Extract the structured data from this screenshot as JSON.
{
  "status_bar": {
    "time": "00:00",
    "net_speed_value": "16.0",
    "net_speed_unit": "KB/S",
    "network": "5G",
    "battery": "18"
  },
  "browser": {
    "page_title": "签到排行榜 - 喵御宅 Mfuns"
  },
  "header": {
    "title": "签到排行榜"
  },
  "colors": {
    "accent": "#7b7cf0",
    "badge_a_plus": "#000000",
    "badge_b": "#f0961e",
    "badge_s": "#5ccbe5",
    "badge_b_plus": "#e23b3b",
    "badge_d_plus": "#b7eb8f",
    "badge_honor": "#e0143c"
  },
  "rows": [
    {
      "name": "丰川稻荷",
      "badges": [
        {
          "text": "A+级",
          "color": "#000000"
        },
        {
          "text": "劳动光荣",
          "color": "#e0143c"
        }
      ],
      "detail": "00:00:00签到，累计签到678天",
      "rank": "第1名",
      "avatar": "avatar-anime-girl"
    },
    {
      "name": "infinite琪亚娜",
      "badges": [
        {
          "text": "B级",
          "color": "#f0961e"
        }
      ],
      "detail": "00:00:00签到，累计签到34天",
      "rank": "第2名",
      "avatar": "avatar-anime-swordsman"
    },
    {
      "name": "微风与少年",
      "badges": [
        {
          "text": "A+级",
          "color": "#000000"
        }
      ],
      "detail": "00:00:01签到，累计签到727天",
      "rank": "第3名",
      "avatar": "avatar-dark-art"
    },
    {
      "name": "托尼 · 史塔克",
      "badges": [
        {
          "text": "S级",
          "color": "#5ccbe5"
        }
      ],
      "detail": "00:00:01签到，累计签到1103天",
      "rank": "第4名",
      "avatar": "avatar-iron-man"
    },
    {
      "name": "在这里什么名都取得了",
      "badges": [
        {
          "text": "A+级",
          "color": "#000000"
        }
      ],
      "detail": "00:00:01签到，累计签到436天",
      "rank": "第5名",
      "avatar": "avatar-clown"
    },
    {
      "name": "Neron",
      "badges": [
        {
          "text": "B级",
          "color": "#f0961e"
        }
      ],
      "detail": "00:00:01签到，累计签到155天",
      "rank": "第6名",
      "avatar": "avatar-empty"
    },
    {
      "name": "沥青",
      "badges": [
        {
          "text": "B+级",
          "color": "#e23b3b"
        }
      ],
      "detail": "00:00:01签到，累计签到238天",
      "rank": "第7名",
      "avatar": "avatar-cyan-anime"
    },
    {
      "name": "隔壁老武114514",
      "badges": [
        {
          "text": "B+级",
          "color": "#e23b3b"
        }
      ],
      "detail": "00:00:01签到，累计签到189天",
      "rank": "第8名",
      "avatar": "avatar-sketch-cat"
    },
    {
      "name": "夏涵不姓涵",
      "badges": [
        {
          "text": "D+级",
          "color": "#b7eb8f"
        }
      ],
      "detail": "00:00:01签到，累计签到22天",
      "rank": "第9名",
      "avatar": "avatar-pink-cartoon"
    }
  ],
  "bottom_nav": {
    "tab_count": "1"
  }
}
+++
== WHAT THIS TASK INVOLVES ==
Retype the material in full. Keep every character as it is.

== RESPONSE TO THIS EXERCISE ==
Extract the structured data from this screenshot as JSON.
{
  "status_bar": {
    "time": "00:00",
    "net_speed_value": "16.0",
    "net_speed_unit": "KB/S",
    "network": "5G",
    "battery": "18"
  },
  "browser": {
    "page_title": "签到排行榜 - 喵御宅 Mfuns"
  },
  "header": {
    "title": "签到排行榜"
  },
  "colors": {
    "accent": "#7b7cf0",
    "badge_a_plus": "#000000",
    "badge_b": "#f0961e",
    "badge_s": "#5ccbe5",
    "badge_b_plus": "#e23b3b",
    "badge_d_plus": "#b7eb8f",
    "badge_honor": "#e0143c"
  },
  "rows": [
    {
      "name": "丰川稻荷",
      "badges": [
        {
          "text": "A+级",
          "color": "#000000"
        },
        {
          "text": "劳动光荣",
          "color": "#e0143c"
        }
      ],
      "detail": "00:00:00签到，累计签到678天",
      "rank": "第1名",
      "avatar": "avatar-anime-girl"
    },
    {
      "name": "infinite琪亚娜",
      "badges": [
        {
          "text": "B级",
          "color": "#f0961e"
        }
      ],
      "detail": "00:00:00签到，累计签到34天",
      "rank": "第2名",
      "avatar": "avatar-anime-swordsman"
    },
    {
      "name": "微风与少年",
      "badges": [
        {
          "text": "A+级",
          "color": "#000000"
        }
      ],
      "detail": "00:00:01签到，累计签到727天",
      "rank": "第3名",
      "avatar": "avatar-dark-art"
    },
    {
      "name": "托尼 · 史塔克",
      "badges": [
        {
          "text": "S级",
          "color": "#5ccbe5"
        }
      ],
      "detail": "00:00:01签到，累计签到1103天",
      "rank": "第4名",
      "avatar": "avatar-iron-man"
    },
    {
      "name": "在这里什么名都取得了",
      "badges": [
        {
          "text": "A+级",
          "color": "#000000"
        }
      ],
      "detail": "00:00:01签到，累计签到436天",
      "rank": "第5名",
      "avatar": "avatar-clown"
    },
    {
      "name": "Neron",
      "badges": [
        {
          "text": "B级",
          "color": "#f0961e"
        }
      ],
      "detail": "00:00:01签到，累计签到155天",
      "rank": "第6名",
      "avatar": "avatar-empty"
    },
    {
      "name": "沥青",
      "badges": [
        {
          "text": "B+级",
          "color": "#e23b3b"
        }
      ],
      "detail": "00:00:01签到，累计签到238天",
      "rank": "第7名",
      "avatar": "avatar-cyan-anime"
    },
    {
      "name": "隔壁老武114514",
      "badges": [
        {
          "text": "B+级",
          "color": "#e23b3b"
        }
      ],
      "detail": "00:00:01签到，累计签到189天",
      "rank": "第8名",
      "avatar": "avatar-sketch-cat"
    },
    {
      "name": "夏涵不姓涵",
      "badges": [
        {
          "text": "D+级",
          "color": "#b7eb8f"
        }
      ],
      "detail": "00:00:01签到，累计签到22天",
      "rank": "第9名",
      "avatar": "avatar-pink-cartoon"
    }
  ],
  "bottom_nav": {
    "tab_count": "1"
  }
}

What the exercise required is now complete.